- _WHAT YOU WILL DO_: All the data should come back exactly as it was given.
[[ MATERIAL SUPPLIED, beginning ]]
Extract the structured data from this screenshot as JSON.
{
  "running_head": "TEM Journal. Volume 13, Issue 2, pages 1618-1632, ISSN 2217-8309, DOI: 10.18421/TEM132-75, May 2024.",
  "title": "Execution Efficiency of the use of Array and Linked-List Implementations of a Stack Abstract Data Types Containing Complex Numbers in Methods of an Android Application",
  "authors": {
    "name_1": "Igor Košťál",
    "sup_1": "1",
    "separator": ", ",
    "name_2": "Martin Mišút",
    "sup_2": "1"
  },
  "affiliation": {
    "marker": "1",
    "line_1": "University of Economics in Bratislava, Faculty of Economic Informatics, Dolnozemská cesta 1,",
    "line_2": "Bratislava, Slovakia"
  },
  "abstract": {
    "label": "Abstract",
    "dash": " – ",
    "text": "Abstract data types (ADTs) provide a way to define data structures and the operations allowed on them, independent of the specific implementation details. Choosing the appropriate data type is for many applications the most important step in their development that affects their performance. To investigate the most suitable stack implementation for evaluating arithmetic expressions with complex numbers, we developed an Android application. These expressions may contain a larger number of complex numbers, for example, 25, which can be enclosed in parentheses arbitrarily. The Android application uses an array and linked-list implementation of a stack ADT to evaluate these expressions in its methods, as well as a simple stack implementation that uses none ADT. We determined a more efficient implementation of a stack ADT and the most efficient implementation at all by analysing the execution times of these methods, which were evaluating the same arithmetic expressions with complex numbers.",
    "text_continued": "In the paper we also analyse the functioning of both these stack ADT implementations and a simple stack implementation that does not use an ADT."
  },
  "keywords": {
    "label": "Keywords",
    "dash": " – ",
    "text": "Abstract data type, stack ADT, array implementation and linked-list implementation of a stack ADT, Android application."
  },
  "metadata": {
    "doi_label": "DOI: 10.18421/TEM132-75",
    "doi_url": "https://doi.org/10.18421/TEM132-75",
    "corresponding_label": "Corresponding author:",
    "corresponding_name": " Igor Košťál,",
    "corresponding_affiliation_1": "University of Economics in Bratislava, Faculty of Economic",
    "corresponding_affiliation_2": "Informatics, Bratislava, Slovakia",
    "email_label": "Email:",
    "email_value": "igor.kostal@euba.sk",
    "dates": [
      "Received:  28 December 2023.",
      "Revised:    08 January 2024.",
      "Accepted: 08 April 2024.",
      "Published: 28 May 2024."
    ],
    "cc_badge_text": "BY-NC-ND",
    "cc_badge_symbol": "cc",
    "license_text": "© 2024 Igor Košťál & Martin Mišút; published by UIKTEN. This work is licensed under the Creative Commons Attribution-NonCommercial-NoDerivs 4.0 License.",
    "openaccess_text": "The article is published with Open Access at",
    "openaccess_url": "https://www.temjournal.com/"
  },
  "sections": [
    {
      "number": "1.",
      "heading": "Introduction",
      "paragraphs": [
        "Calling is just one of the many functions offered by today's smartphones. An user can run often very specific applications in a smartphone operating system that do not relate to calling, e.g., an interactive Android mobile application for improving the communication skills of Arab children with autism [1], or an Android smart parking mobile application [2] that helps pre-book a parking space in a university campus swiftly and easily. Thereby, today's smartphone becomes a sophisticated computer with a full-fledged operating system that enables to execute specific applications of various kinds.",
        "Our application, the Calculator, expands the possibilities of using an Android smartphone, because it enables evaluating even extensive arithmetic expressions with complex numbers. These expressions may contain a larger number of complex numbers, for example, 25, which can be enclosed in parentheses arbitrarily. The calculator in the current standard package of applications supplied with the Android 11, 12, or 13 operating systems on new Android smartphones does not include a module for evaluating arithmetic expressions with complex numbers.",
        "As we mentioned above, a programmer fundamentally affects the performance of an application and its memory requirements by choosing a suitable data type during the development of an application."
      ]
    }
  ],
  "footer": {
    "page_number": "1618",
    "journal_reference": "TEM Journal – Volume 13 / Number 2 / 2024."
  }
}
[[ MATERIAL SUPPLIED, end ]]
- _TASK OUTPUT_:
Extract the structured data from this screenshot as JSON.
{
  "running_head": "TEM Journal. Volume 13, Issue 2, pages 1618-1632, ISSN 2217-8309, DOI: 10.18421/TEM132-75, May 2024.",
  "title": "Execution Efficiency of the use of Array and Linked-List Implementations of a Stack Abstract Data Types Containing Complex Numbers in Methods of an Android Application",
  "authors": {
    "name_1": "Igor Košťál",
    "sup_1": "1",
    "separator": ", ",
    "name_2": "Martin Mišút",
    "sup_2": "1"
  },
  "affiliation": {
    "marker": "1",
    "line_1": "University of Economics in Bratislava, Faculty of Economic Informatics, Dolnozemská cesta 1,",
    "line_2": "Bratislava, Slovakia"
  },
  "abstract": {
    "label": "Abstract",
    "dash": " – ",
    "text": "Abstract data types (ADTs) provide a way to define data structures and the operations allowed on them, independent of the specific implementation details. Choosing the appropriate data type is for many applications the most important step in their development that affects their performance. To investigate the most suitable stack implementation for evaluating arithmetic expressions with complex numbers, we developed an Android application. These expressions may contain a larger number of complex numbers, for example, 25, which can be enclosed in parentheses arbitrarily. The Android application uses an array and linked-list implementation of a stack ADT to evaluate these expressions in its methods, as well as a simple stack implementation that uses none ADT. We determined a more efficient implementation of a stack ADT and the most efficient implementation at all by analysing the execution times of these methods, which were evaluating the same arithmetic expressions with complex numbers.",
    "text_continued": "In the paper we also analyse the functioning of both these stack ADT implementations and a simple stack implementation that does not use an ADT."
  },
  "keywords": {
    "label": "Keywords",
    "dash": " – ",
    "text": "Abstract data type, stack ADT, array implementation and linked-list implementation of a stack ADT, Android application."
  },
  "metadata": {
    "doi_label": "DOI: 10.18421/TEM132-75",
    "doi_url": "https://doi.org/10.18421/TEM132-75",
    "corresponding_label": "Corresponding author:",
    "corresponding_name": " Igor Košťál,",
    "corresponding_affiliation_1": "University of Economics in Bratislava, Faculty of Economic",
    "corresponding_affiliation_2": "Informatics, Bratislava, Slovakia",
    "email_label": "Email:",
    "email_value": "igor.kostal@euba.sk",
    "dates": [
      "Received:  28 December 2023.",
      "Revised:    08 January 2024.",
      "Accepted: 08 April 2024.",
      "Published: 28 May 2024."
    ],
    "cc_badge_text": "BY-NC-ND",
    "cc_badge_symbol": "cc",
    "license_text": "© 2024 Igor Košťál & Martin Mišút; published by UIKTEN. This work is licensed under the Creative Commons Attribution-NonCommercial-NoDerivs 4.0 License.",
    "openaccess_text": "The article is published with Open Access at",
    "openaccess_url": "https://www.temjournal.com/"
  },
  "sections": [
    {
      "number": "1.",
      "heading": "Introduction",
      "paragraphs": [
        "Calling is just one of the many functions offered by today's smartphones. An user can run often very specific applications in a smartphone operating system that do not relate to calling, e.g., an interactive Android mobile application for improving the communication skills of Arab children with autism [1], or an Android smart parking mobile application [2] that helps pre-book a parking space in a university campus swiftly and easily. Thereby, today's smartphone becomes a sophisticated computer with a full-fledged operating system that enables to execute specific applications of various kinds.",
        "Our application, the Calculator, expands the possibilities of using an Android smartphone, because it enables evaluating even extensive arithmetic expressions with complex numbers. These expressions may contain a larger number of complex numbers, for example, 25, which can be enclosed in parentheses arbitrarily. The calculator in the current standard package of applications supplied with the Android 11, 12, or 13 operating systems on new Android smartphones does not include a module for evaluating arithmetic expressions with complex numbers.",
        "As we mentioned above, a programmer fundamentally affects the performance of an application and its memory requirements by choosing a suitable data type during the development of an application."
      ]
    }
  ],
  "footer": {
    "page_number": "1618",
    "journal_reference": "TEM Journal – Volume 13 / Number 2 / 2024."
  }
}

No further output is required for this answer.